Undergraduates Celebrate Second Consecutive Virtual Housing Day
Dean of Students Office Discusses Housing Day, Anti-Racism Goals
Renowned Cardiologist and Nobel Peace Prize Winner Bernard Lown Dies at 99
Native American Nonprofit Accuses Harvard of Violating Federal Graves Protection and Repatriation Act
U.S. Reps Assess Biden’s Progress on Immigration at HKS Event
Far from providing more clarity to the distinctions between America’s best colleges, the new ranking of the top 50 American colleges, published by The Atlantic Monthly, serves a better purpose—exposing the limitations of college ranking systems and the influence their underlying criteria have on the results. According to the magazine, the goal of its new rankings is to show how meaningless rankings can be.
The Atlantic Monthly’s special college issue provides valuable insight into those rankings already published by Fiske, Princeton Review and U.S. News & World Report. Each gives slightly different rank order to the top schools. In The Atlantic Monthly rankings, MIT, Princeton and California Institute of Technology were ranked first, second and third, while Harvard placed fifth.
Unlike U.S. News & World Report, which ranks schools based on wide ranging evaluations from peer assessment scores to alumni giving rates, The Atlantic Monthly’s tabulation was determined by only three factors: admission rate, SAT scores and high school class rank. Three simple factors cannot capture the quality of learning or the varied facets of a successful college experience. But it is not necessarily true that the more complex and arguably more subjective U.S. News & World Report methodology yields rankings that are any more appropriate. The immense diversity of colleges and the many intangible features of a successful college experience are not readily quantified no matter how many factors are ostensibly ‘weighed’ by the rankings’ authors. The lesson that The Atlantic Monthly wisely hits home is that when reading any college ranking, prospective students must strive to understand for themselves the characteristics that make each college unique when deciding which is the best fit for their needs.
While less helpful at drawing comparisons between schools, the rankings can, however, provide a compendium of useful information when comparing different schools as it provides a summary of information about the colleges that might be difficult to deduce from glossy institutional brochures. While the rankings can be useful sources of information, it is meaningless to rank all colleges together. It would be more informative for comparative purposes to group together similar colleges. Liberal arts colleges are significantly different from engineering and science colleges that comparing both types using the same criteria is quite inadequate. Creating separate groups for state universities and private institutions also serves to generate a meaningful distinction.
For better or worse, applicants and alumni donors use rankings to indicate college quality—a powerful incentive for colleges to improve along the criteria selected by the rankings. But the rankings only lead to improvements for students and colleges if their criteria are meaningful. Often they are to the detriment of educational quality. It is unfortunate when colleges pump resources into football programs at the expense of educational quality in an effort to boost alumni giving rates—a ranking criterion for U.S. News & World Reports.
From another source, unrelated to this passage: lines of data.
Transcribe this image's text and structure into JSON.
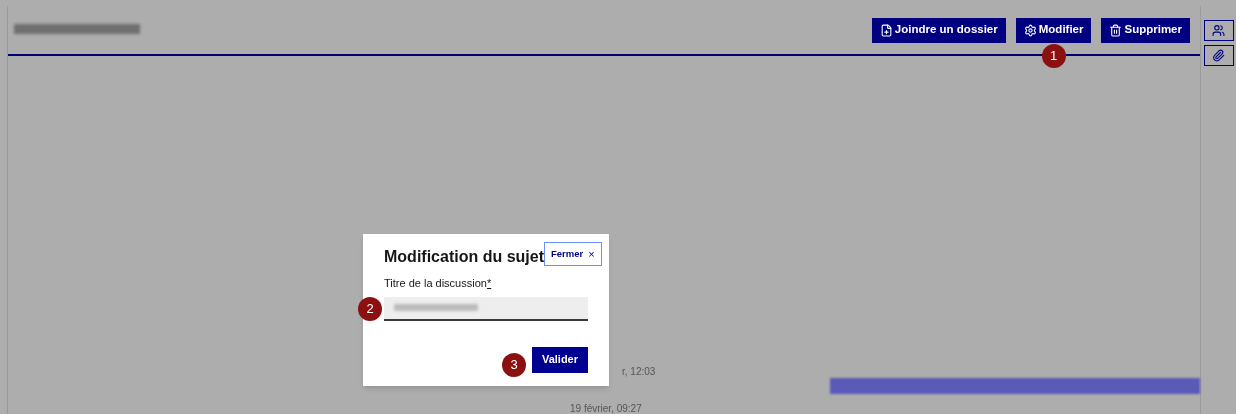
{
  "header": {
    "actions": [
      {
        "label": "Joindre un dossier"
      },
      {
        "label": "Modifier",
        "marker": "1"
      },
      {
        "label": "Supprimer"
      }
    ]
  },
  "dialog": {
    "title": "Modification du sujet",
    "close": "Fermer",
    "close_icon": "×",
    "field_label": "Titre de la discussion",
    "required_mark": "*",
    "field_marker": "2",
    "submit": "Valider",
    "submit_marker": "3"
  },
  "messages": [
    {
      "time": "r, 12:03"
    },
    {
      "time": "19 février, 09:27"
    }
  ]
}
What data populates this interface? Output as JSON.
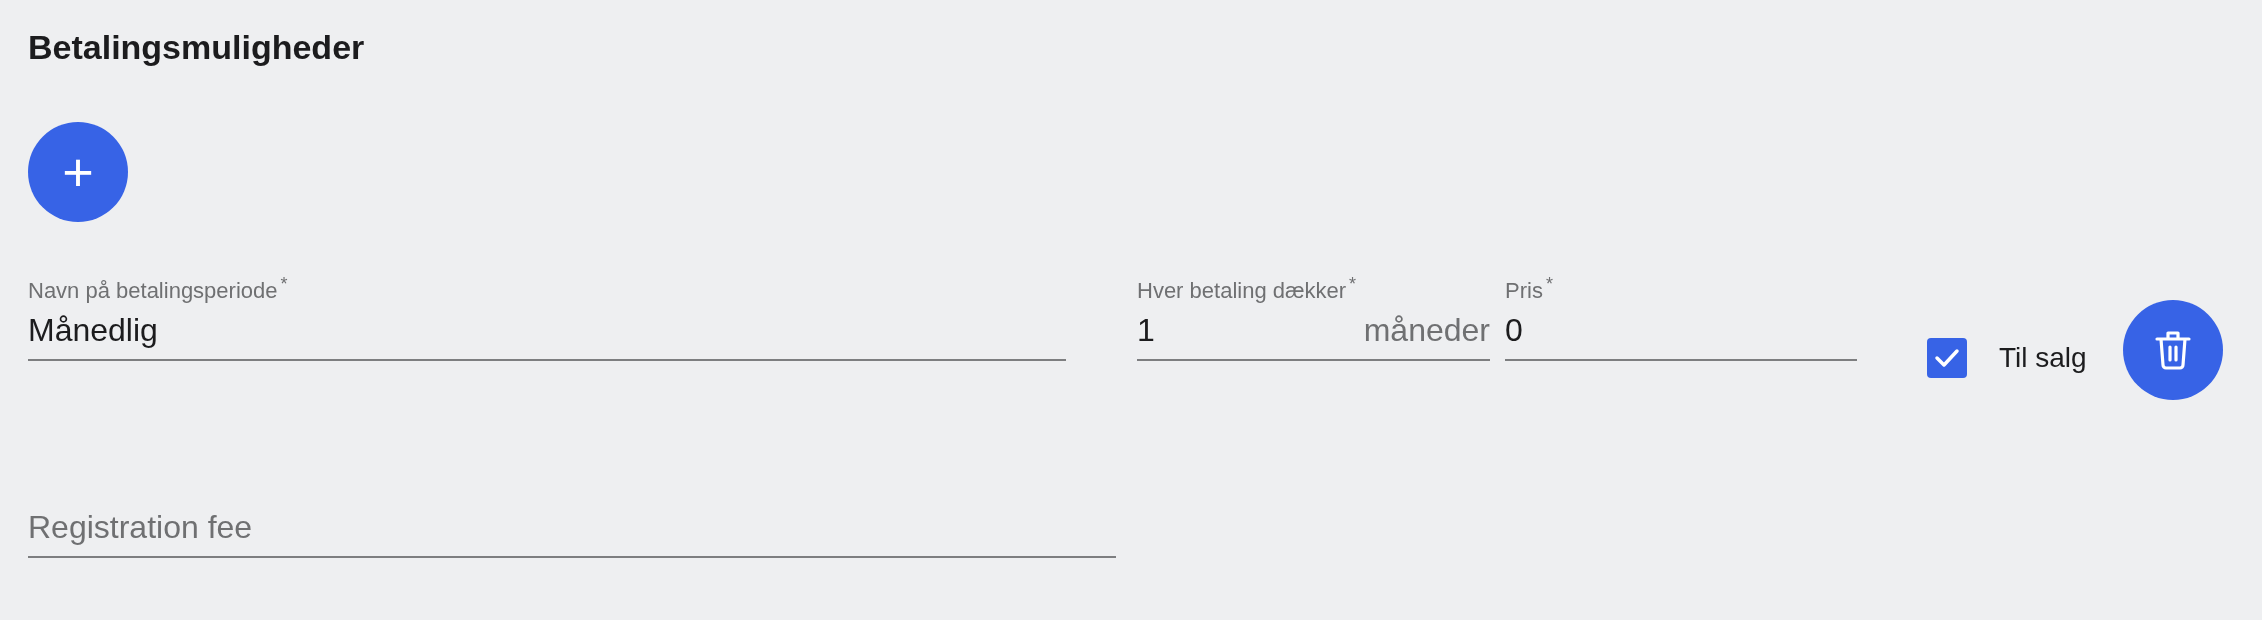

An excessive focus on standard testing scores such as the SAT to boost selectivity rank in college admissions diminishes the importance of qualities such as leadership in potential candidates that are difficult to quantify. To improve faculty resources scores, the college may choose to heavily favor a history of prolific publications rather than a dedication to teaching in its decision to grant tenure. Rather than a focus on measures of strength based on ranking criteria, colleges must dedicate their energies to the genuine improvement of educational quality.
A more accurate indicator of educational quality, as suggested by The Atlantic, may be the National Survey of Student Engagement (NSSE), distributed to first-years and seniors across the country. It questions students directly about their academic satisfaction, extracurricular involvement and engagement in campus life. These questions specifically address issues such as study abroad, interaction with professors and campus diversity. More than 730 colleges are represented in the current NSSE database. Last year, small portions of NSSE data were published on the U.S. News website under the title “Seniors Have Their Say.”
The most prestigious schools, which perform well under the current ranking system, have to date refused to release NSSE data to the public. Harvard should take the lead in releasing this information to its prospective students. Doing so would put pressure on other schools and when students rely on NSSE surveys to learn about school quality, colleges would have the incentive to improve in more meaningful ways.
Want to keep up with breaking news? Subscribe to our email newsletter.